Political Prisoner Reveals Part of Medical Cadre Transgressions in Jaw Prison Clinic
2020-09-30 - 1:03 am
Bahrain Mirror: Political prisoner Ali Haji revealed a part of the transgressions practiced by the medical cadre in charge of Jaw Central Prison clinic and the complicity of the staff with the prison administration, and transferring the prison pharmacy into a commercial pharmacy.
Human rights activist Ibtisam Al-Saegh quoted on her Instagram account Haji, who is sentenced to 10 years in prison, as saying, "The right to health care is guaranteed by international laws and some countries differ in the way they apply it in terms of free treatment and its mandatory availability. In both cases, prisoners have no choice and their health care is the responsibility of the executive bodies, namely the Ministry of Interior, which oversees prisons in Bahrain."
He added that "internal regulations indicate that health care is a right that the prisoner acquires not to replaced with deliberate negligence and deprivation. Local institutions concerned with human rights must direct the Ministry of Interior to correct this bad situation in the Jaw Prison clinic because it puts the lives of prisoners in danger. It should be noted that the medical staff in Jaw Prison was negatively affected with the escalating use of the policy of collective punishment against prisoners after the January 1, 2017 incident, as the prison's physician had a role in not examining any of the prisoners who are subjected to physical abuse, and in falsifying medical reports, i.e. denying the presence of any injury. This was the beginning of the stage of negligence, deprivation and deliberate denial of health care."
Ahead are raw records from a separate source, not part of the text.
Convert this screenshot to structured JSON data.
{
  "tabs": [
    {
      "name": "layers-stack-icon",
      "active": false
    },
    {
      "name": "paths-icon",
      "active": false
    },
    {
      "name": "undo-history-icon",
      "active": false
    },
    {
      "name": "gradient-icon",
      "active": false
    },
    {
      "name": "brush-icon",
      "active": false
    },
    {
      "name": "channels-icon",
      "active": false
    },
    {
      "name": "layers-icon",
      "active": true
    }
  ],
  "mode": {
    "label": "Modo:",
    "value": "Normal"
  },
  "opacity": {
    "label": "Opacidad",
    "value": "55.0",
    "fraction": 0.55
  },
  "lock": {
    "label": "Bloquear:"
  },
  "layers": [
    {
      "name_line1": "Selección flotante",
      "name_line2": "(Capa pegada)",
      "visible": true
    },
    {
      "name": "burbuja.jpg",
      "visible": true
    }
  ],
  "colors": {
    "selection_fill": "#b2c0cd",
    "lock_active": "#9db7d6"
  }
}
"The Ministry of Interior did not address the issue, but intensified it due to discrimination in diagnosis, not prescribing medication, lack of follow-up of appointments and refusal to transfer patients to clinics outside the prison," Haji highlighted.
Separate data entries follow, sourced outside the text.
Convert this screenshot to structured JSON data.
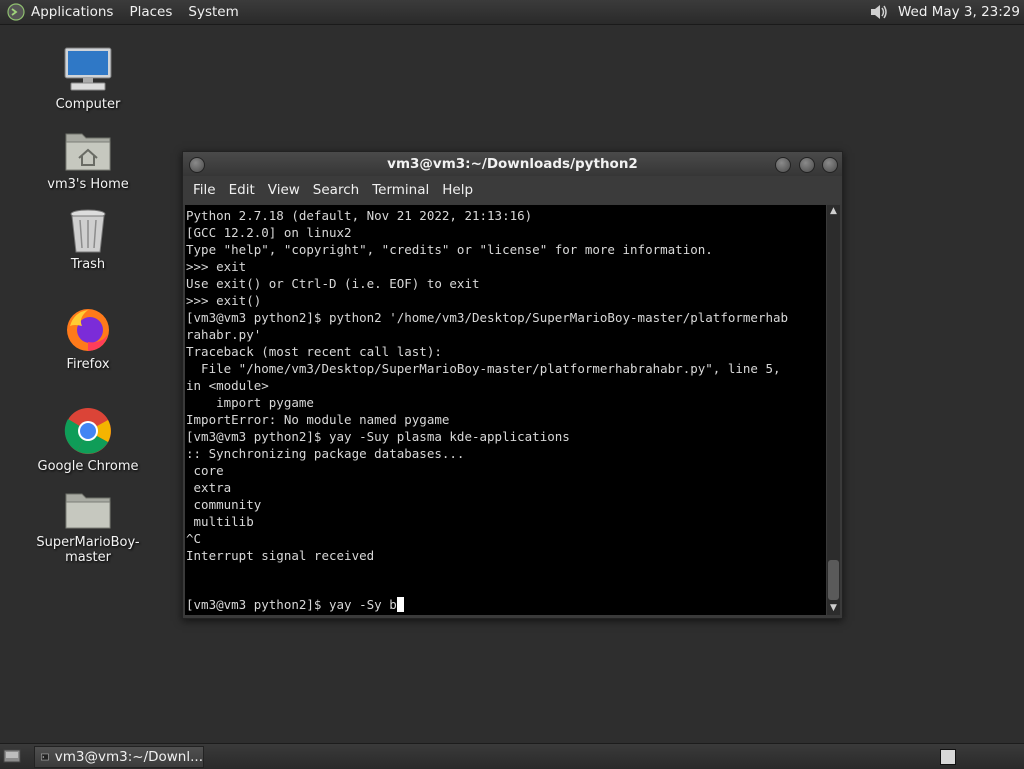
{
  "top_panel": {
    "menus": [
      "Applications",
      "Places",
      "System"
    ],
    "clock": "Wed May  3, 23:29"
  },
  "desktop_icons": [
    {
      "label": "Computer",
      "icon": "computer-icon"
    },
    {
      "label": "vm3's Home",
      "icon": "home-folder-icon"
    },
    {
      "label": "Trash",
      "icon": "trash-icon"
    },
    {
      "label": "Firefox",
      "icon": "firefox-icon"
    },
    {
      "label": "Google Chrome",
      "icon": "chrome-icon"
    },
    {
      "label": "SuperMarioBoy-master",
      "icon": "folder-icon"
    }
  ],
  "terminal": {
    "title": "vm3@vm3:~/Downloads/python2",
    "menu": [
      "File",
      "Edit",
      "View",
      "Search",
      "Terminal",
      "Help"
    ],
    "output": "Python 2.7.18 (default, Nov 21 2022, 21:13:16)\n[GCC 12.2.0] on linux2\nType \"help\", \"copyright\", \"credits\" or \"license\" for more information.\n>>> exit\nUse exit() or Ctrl-D (i.e. EOF) to exit\n>>> exit()\n[vm3@vm3 python2]$ python2 '/home/vm3/Desktop/SuperMarioBoy-master/platformerhab\nrahabr.py'\nTraceback (most recent call last):\n  File \"/home/vm3/Desktop/SuperMarioBoy-master/platformerhabrahabr.py\", line 5,\nin <module>\n    import pygame\nImportError: No module named pygame\n[vm3@vm3 python2]$ yay -Suy plasma kde-applications\n:: Synchronizing package databases...\n core\n extra\n community\n multilib\n^C\nInterrupt signal received",
    "prompt": "[vm3@vm3 python2]$ yay -Sy b"
  },
  "taskbar": {
    "task_label": "vm3@vm3:~/Downl..."
  },
  "colors": {
    "desktop_bg": "#2e2e2e",
    "terminal_bg": "#000000",
    "terminal_fg": "#d8d8d8"
  }
}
He went on to stress that "the prison administration today allowed access of medications to prisoners through the secretariats after a review from the clinic's physician. Here I report on the experiences of many brothers. The prisoner tells the doctor about the symptoms he suffers from and the medicines he needs and the doctor orders them without even performing any examining on the prisoner," pointing out that "this is not right," explaining that on the other hand, some of the prisoners who are in need of certain medication are not allowed to receive them and are forced to buy them for the prison's pharmacy."